“Michael and I were from the same neighborhood in Jersey City,” Boylan said. “We’d competed against each other a lot, so it was fun for us to be in the championship game together. It was fun for Jersey City and all of our friends and families to have two guys playing in the final game.

“Michael and I have talked about it a lot, and it was comfortable for both of us to go out on that stage and look across the court and see a guy you know really well. We shared some moments out on the floor together. That was really special.”

The game that followed was even more special for Boylan and his teammates and coaches.

Marquette built a 39-27 halftime advantage before North Carolina went on an 18-4 run to take a two-point lead with 13 minutes, 48 seconds to play.

UNC coach Dean Smith directed his team to go into its “Four Corners” offense and the ploy backfired. Boylan, who scored 14 points, drove past Walter Davis to score and give the Warriors a four-point lead with just under six minutes to play.

Marquette went 23-for-25 from the free-throw line and emerged with the victory and its first NCAA championship.

Boylan, who guarded UNC All-American guard Phil Ford for the majority of the game and held him to six points, was asked when he realized Marquette was going to win the game.

“We had about a six- or seven-point lead and they were fouling us,” he replied. “I think we were the second-best free-throw shooting team in the country that year. We had several guys shooting above 80 percent.
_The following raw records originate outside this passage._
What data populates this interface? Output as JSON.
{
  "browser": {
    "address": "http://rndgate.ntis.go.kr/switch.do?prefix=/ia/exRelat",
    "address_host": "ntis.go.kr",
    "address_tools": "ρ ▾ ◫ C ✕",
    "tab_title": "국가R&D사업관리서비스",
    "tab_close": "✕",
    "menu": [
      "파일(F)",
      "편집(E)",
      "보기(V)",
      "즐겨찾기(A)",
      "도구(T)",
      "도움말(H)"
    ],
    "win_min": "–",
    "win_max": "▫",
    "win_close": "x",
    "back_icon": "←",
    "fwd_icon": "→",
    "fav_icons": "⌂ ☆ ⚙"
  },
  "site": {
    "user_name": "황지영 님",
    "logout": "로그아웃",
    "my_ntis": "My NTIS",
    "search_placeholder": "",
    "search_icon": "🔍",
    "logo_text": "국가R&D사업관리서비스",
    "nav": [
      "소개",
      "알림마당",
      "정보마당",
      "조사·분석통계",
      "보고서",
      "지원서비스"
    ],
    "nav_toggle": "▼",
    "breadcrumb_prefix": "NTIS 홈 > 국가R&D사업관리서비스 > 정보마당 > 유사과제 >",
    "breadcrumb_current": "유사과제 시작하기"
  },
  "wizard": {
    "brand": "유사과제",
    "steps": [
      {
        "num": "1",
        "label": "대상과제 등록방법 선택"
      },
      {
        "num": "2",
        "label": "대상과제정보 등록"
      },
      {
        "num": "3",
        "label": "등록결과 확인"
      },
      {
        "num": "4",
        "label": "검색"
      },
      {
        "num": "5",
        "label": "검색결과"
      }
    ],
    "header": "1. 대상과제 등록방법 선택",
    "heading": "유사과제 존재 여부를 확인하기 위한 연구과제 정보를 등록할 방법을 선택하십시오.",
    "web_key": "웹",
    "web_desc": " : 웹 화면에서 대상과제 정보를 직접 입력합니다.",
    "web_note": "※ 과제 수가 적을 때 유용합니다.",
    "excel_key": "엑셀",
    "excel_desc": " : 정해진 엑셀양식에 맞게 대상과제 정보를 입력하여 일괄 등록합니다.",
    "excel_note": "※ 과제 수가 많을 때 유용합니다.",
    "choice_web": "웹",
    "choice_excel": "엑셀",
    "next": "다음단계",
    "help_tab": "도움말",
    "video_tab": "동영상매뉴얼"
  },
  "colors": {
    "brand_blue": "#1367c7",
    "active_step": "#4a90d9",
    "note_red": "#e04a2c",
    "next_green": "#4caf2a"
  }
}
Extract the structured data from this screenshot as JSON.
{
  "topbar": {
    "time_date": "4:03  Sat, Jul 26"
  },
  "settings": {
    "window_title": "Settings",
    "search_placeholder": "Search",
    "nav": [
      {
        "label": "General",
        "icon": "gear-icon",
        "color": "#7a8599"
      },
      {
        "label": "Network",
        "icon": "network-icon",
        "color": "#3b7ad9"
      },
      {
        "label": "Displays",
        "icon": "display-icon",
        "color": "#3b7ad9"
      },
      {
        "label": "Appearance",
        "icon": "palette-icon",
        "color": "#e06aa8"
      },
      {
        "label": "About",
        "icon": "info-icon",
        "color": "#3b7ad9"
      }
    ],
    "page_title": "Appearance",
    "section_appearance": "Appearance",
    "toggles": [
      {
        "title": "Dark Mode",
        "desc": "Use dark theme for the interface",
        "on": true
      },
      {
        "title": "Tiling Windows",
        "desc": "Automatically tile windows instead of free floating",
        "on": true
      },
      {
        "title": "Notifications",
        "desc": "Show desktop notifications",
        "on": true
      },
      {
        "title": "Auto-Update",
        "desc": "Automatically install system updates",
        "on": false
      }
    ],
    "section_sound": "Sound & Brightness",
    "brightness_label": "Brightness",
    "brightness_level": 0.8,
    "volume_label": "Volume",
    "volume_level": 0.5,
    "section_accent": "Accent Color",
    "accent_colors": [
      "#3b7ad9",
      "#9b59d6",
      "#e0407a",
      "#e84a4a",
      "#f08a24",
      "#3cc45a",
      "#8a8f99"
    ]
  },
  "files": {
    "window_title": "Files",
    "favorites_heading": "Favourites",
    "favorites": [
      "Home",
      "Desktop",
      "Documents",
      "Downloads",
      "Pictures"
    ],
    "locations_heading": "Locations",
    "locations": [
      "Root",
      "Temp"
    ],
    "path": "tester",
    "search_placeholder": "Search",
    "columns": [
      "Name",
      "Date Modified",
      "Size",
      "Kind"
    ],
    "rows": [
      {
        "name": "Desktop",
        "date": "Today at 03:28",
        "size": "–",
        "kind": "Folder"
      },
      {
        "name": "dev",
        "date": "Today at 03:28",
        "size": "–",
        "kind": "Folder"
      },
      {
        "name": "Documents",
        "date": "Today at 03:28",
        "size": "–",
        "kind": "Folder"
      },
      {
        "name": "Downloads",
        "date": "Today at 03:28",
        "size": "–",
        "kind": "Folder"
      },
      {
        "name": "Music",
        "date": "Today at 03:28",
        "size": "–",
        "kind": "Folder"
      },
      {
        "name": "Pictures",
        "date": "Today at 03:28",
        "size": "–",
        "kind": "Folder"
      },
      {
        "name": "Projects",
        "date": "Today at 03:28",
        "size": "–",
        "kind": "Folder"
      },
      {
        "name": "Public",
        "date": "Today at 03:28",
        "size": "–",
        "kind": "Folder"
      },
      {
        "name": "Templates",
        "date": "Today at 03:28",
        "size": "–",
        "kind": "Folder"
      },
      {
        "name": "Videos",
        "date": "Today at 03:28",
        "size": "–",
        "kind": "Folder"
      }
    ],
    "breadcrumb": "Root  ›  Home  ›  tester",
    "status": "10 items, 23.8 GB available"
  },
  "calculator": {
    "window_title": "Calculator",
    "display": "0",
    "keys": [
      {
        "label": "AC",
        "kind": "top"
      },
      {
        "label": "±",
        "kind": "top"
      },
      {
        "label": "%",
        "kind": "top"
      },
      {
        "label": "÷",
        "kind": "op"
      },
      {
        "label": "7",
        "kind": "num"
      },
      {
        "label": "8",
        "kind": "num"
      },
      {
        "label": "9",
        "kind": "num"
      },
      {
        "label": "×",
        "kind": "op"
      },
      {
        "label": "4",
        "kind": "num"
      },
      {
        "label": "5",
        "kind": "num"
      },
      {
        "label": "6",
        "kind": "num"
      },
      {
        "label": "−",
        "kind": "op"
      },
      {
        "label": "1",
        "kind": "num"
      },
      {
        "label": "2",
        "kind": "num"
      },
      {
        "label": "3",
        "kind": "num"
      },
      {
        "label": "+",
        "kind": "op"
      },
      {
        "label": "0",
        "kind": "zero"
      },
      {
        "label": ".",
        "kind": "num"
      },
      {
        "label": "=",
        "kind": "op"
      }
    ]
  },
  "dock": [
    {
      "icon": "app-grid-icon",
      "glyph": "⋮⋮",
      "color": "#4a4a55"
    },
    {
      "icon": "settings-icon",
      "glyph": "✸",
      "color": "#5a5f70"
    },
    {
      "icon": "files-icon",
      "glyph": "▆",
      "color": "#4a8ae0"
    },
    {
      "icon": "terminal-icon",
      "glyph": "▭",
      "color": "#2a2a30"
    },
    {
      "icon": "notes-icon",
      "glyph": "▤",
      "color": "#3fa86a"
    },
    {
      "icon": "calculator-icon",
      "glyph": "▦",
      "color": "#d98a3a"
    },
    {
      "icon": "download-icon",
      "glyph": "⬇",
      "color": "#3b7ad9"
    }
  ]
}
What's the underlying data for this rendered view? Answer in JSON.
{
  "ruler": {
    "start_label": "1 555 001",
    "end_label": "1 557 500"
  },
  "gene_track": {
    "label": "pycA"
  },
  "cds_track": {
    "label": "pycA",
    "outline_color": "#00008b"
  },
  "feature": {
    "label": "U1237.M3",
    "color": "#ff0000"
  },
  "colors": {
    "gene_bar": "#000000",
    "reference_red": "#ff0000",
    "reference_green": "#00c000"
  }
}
I was in the 90s and Butch was in the 90s. We felt, with a lead like that, they had to foul us, we'd make our free throws and we were going to win.

“I remember the closing seconds were almost kind of a numbing feeling. You came there, you started the tournament, you were thinking about winning, you were believing in yourself and you were playing all these games that led up to the Final Four. You win that semifinal and you’re in the locker room getting ready to play that final game. Then the horn sounds and you believe you are going to win the championship. Those were unbelievable moments.”

Boylan will never forget the feeling he experienced once the final horn sounded.

“You started feeling the moment and the excitement of it,” he said. “You remembered the work you put into it and the satisfaction. You thought about the guys you were playing with. It was so special. To this day, when I see anybody who was on that team, it brings back memories. We did something special and something that people will remember for a long, long time.”

Boylan remembers seeing his coach become emotional on the bench as the final seconds of the game ticked down.

“Coach said he just thought about all the old gyms he had played in and coached in, the games he'd been a part of and the players who had come and gone,” Boylan said. “To be able to do that and leave on your own terms like he did is very special. Very rarely is it done. Tony LaRussa just did it in baseball, but you don’t see many people do that, walk away from the game on top like he did.

“And Al was a young man. He was only 48 years old at the time. He went on, obviously, to have a whole other life.”

Boylan has enjoyed a successful life in his own right. His coaching career began as a player/coach in Switzerland in 1982, and he went on to coach in the Continental Basketball Association with the Rochester Renegade, worked as an assistant at Michigan State University from 1986-89 and served as head coach at the University of New Hampshire from 1989-92.

Jim is married to his wife, Jane, and they have two daughters - Jessica, 27, and Shaina, 23. He has been an NBA assistant coach for Cleveland, Vancouver, Phoenix, Atlanta, Chicago and Milwaukee.

Thirty five years have passed since Boylan and his Marquette teammates cut down the nets in Atlanta, and he treasures the memories.

“It was one of the storybook finishes, for sure,” Boylan said. “Being Al's last game , with him having announced his retirement in December …  It was an exciting time and an unbelievable, Hollywood-type ending for us to win it all in Al's last game. It's a great memory.

“At some point during the five (NCAA tournament) games we had to win, all of the players sat in a room and said, ‘We can do this. Let’s go out and do it. Everyone just go out and play the best you can. We’re good enough.’ And it worked out for us. I’m sure other teams have sat around and done the same thing, but for us, it worked out.”